For investors, the recent decline in retail property performance might suggest opportunity for acquiring property at distressed pricing. The challenge for such investors is to identify discounts associated with the covid-induced recession versus discounts associated with the structural distress in the retail sector. Investors might similarly expect distressed opportunity to emerge in the office sector, but not quite yet reflecting the typical lag in response of office to stressors.
The last recession ignited by the great financial crisis (GFC) of 2007-08 appears to be promoting hunger for opportunities to invest in distressed properties. After all, isn’t the 2020 nosedive in GDP in both the US and the UK similar to the severity of the GFC recession? Shouldn’t that create a similar flood of distressed opportunities for hungry property investors?
Not all recessions are the same. The impact of shrinking GDP on commercial real estate depends on the vulnerabilities embedded in the property sector at the onset of recession and on the specific characteristics of the recession.
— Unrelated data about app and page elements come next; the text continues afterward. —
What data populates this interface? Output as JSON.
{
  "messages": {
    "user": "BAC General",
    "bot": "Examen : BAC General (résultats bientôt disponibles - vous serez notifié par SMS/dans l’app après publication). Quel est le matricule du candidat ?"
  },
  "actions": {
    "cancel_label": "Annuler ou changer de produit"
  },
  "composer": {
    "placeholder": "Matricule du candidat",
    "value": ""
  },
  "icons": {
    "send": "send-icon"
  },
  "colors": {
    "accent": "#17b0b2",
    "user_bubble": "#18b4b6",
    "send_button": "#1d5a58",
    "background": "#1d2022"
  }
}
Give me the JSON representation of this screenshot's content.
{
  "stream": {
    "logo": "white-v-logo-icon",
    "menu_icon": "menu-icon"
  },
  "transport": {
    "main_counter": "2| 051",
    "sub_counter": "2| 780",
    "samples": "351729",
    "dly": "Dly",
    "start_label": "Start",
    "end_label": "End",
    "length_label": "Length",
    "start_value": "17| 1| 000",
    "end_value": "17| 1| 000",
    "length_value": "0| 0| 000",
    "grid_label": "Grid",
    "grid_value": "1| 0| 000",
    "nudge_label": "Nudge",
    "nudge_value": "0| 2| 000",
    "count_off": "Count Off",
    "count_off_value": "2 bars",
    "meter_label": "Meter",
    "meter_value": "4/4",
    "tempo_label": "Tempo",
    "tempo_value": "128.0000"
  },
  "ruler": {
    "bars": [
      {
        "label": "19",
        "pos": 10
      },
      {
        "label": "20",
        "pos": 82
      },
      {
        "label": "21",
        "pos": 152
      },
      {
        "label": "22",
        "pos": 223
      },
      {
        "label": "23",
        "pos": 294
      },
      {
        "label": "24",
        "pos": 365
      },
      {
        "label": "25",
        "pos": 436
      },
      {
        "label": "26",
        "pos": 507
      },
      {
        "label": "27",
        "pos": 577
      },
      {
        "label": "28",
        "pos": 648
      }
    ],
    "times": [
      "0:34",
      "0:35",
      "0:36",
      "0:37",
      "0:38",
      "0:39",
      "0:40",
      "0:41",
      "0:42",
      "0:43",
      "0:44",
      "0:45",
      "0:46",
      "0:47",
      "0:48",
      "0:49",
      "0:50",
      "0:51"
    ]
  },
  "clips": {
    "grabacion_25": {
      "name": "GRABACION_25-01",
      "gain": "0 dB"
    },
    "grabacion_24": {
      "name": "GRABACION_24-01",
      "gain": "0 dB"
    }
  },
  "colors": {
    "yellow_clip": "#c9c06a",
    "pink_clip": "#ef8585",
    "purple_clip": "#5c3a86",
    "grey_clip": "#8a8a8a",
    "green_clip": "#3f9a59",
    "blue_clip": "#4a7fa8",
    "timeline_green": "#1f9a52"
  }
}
The effect of the 2020 recession on commercial real estate is very different from the impact of the GFC.
Structural forces versus cyclical forces
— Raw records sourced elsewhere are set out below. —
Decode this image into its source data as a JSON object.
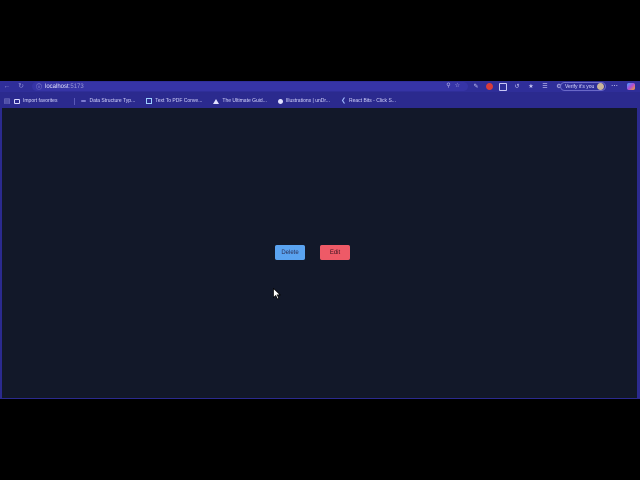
{
  "browser": {
    "address_bar": {
      "host": "localhost",
      "port": ":5173"
    },
    "profile_label": "Verify it's you",
    "toolbar_icons": [
      "search-icon",
      "star-icon",
      "pen-icon",
      "extension-red-icon",
      "box-icon",
      "refresh-icon",
      "puzzle-icon",
      "favorites-icon",
      "wrench-icon"
    ]
  },
  "bookmarks": [
    {
      "label": "Import favorites",
      "icon": "folder-icon"
    },
    {
      "label": "Data Structure Typ...",
      "icon": "site-icon"
    },
    {
      "label": "Text To PDF Conve...",
      "icon": "pdf-icon"
    },
    {
      "label": "The Ultimate Guid...",
      "icon": "triangle-icon"
    },
    {
      "label": "Illustrations | unDr...",
      "icon": "circle-icon"
    },
    {
      "label": "React Bits - Click S...",
      "icon": "react-bits-icon"
    }
  ],
  "page": {
    "delete_label": "Delete",
    "edit_label": "Edit"
  },
  "colors": {
    "browser_frame": "#2b2a8e",
    "page_background": "#121829",
    "delete_button": "#5aa3f0",
    "edit_button": "#ee5a67"
  }
}
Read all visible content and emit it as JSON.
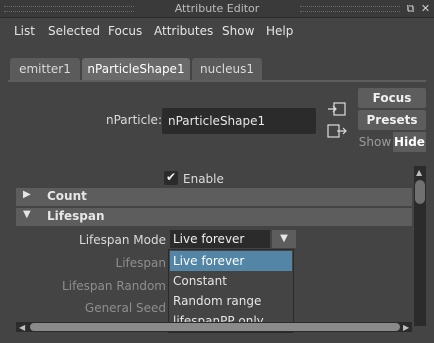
{
  "window": {
    "title": "Attribute Editor"
  },
  "menu": {
    "items": [
      "List",
      "Selected",
      "Focus",
      "Attributes",
      "Show",
      "Help"
    ]
  },
  "tabs": [
    "emitter1",
    "nParticleShape1",
    "nucleus1"
  ],
  "node": {
    "label": "nParticle:",
    "value": "nParticleShape1"
  },
  "buttons": {
    "focus": "Focus",
    "presets": "Presets",
    "show": "Show",
    "hide": "Hide"
  },
  "enable": {
    "label": "Enable",
    "check": "✔"
  },
  "sections": [
    {
      "label": "Count",
      "arrow": "▶"
    },
    {
      "label": "Lifespan",
      "arrow": "▼"
    }
  ],
  "attributes": {
    "mode_label": "Lifespan Mode",
    "mode_value": "Live forever",
    "lifespan_label": "Lifespan",
    "lifespan_random_label": "Lifespan Random",
    "general_seed_label": "General Seed"
  },
  "dropdown": {
    "options": [
      "Live forever",
      "Constant",
      "Random range",
      "lifespanPP only"
    ],
    "selected": "Live forever"
  },
  "colors": {
    "background": "#444444",
    "field": "#2b2b2b",
    "button": "#5d5d5d",
    "selection": "#5285a6"
  }
}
The most important difference, in our view, is the prominence of structural forces versus cyclical forces driving 2020 commercial real estate performance. Structural forces are most vivid with regard to the retail and industrial property sectors. For retail, evolution of sales toward ecommerce has been progressing steadily for at least 20 years. According to US Census Bureau, data for e-commerce begins in 1999 when 0.6% of retail sales were online. By year-end 2019, that percentage rose to 11.3%. As online shopping became more prevalent, use of retail space migrated toward products that were less vulnerable to online incursion and away from products that were more vulnerable. For example, books and music stores disappeared in favour of restaurants, entertainment and personal care.